Moral Development, Friendship and Self-deception in Dame Margaret Drabble’s The Millstone

Research output: Contribution to conferencePaper, not in proceeding


Dame Margaret Drabble’s The Millstone can profitably be read as shedding light on personal identity and moral development as well as how these connect to contemporary society, history, friendship, self-knowledge and self-deception in a way that ought to be of interest to classic perfectionist theories, i.e. ethical theories that develop an account of ethics informed by an account of the good human life understood in terms of the development of human nature. This essay deals with the role of literature in moral development, the benefits of first person narration, and Drabble’s historicism and its consequences for moral development and the metaphysics of the person. Furthermore I provide an Aristotelian reading of the role that friendship plays in gaining self-knowledge in the narrative while taking into account the protagonist’s self-deception, which, I argue, is of importance in understanding personal development that is approaching but not yet nearing self-realisation. This last part is again interpreted along Aristotelian lines by relating it to the virtue of magnanimity.

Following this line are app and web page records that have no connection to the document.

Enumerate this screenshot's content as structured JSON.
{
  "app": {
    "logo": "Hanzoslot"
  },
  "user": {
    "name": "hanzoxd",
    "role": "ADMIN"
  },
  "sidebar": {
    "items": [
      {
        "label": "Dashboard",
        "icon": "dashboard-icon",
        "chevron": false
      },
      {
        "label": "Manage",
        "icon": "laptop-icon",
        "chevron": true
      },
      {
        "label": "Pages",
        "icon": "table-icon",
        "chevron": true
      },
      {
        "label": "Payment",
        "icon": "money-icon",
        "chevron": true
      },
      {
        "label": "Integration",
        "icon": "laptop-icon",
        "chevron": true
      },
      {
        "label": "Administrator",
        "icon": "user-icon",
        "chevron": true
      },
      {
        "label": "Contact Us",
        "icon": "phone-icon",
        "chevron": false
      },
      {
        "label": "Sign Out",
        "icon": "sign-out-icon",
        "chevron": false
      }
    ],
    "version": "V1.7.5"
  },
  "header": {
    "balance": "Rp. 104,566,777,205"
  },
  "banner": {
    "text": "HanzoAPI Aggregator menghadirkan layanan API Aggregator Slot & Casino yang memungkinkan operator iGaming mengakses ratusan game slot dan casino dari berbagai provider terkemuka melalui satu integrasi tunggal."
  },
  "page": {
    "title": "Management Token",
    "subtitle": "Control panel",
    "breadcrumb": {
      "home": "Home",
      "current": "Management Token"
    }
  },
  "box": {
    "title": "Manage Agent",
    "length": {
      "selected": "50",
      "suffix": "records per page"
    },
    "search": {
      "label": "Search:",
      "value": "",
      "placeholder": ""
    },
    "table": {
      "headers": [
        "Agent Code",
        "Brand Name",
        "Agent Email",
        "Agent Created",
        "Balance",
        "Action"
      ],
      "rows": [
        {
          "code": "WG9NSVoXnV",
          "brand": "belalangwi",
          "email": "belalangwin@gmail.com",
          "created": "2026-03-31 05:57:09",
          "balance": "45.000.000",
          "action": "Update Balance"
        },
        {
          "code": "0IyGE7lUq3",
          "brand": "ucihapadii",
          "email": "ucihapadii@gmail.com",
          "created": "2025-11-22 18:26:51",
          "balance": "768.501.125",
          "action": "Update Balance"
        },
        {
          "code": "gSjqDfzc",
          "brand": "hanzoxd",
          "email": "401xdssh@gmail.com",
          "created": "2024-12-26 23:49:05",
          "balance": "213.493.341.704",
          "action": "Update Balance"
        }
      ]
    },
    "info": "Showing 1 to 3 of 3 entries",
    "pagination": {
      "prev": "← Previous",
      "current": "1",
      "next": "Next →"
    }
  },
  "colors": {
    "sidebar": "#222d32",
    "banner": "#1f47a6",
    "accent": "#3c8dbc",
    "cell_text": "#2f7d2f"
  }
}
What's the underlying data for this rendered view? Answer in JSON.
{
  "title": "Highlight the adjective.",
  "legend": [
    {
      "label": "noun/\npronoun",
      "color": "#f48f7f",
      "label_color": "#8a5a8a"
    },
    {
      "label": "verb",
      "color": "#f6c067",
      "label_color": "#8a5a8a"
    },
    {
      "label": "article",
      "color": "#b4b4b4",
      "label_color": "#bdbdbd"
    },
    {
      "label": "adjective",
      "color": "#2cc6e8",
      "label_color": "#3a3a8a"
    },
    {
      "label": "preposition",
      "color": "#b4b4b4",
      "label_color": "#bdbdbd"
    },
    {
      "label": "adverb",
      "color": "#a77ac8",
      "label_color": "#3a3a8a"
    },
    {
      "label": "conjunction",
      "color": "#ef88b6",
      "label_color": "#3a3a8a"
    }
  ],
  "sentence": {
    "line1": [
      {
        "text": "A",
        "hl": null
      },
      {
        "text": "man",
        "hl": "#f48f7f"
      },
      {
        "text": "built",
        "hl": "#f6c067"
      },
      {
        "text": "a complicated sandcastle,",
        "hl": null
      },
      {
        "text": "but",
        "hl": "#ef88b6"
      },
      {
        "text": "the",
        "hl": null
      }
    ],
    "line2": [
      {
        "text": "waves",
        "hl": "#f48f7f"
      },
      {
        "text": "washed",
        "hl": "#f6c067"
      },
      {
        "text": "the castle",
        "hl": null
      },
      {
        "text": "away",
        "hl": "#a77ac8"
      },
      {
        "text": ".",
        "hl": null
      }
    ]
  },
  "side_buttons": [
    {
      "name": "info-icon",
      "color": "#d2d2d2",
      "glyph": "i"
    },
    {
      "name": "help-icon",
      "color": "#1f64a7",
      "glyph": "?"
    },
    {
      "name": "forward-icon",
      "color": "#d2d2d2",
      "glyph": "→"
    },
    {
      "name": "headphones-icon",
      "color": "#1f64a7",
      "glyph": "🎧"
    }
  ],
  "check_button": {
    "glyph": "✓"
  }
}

Research areas and keywords

Subject classification (UKÄ) – MANDATORY

  • Philosophy


  • Margaret Drabble, Moral Development, Friendship, self-realization, Historicism, Magnanimity, Aristotle
Original languageEnglish
Publication statusUnpublished - 2016
Publication categoryResearch
EventGraduate Workshop on Fiction and Philosophy, 2016 - Lund University, Lund, Sweden
Duration: 2016 Apr 142016 Apr 15


WorkshopGraduate Workshop on Fiction and Philosophy, 2016
Internet address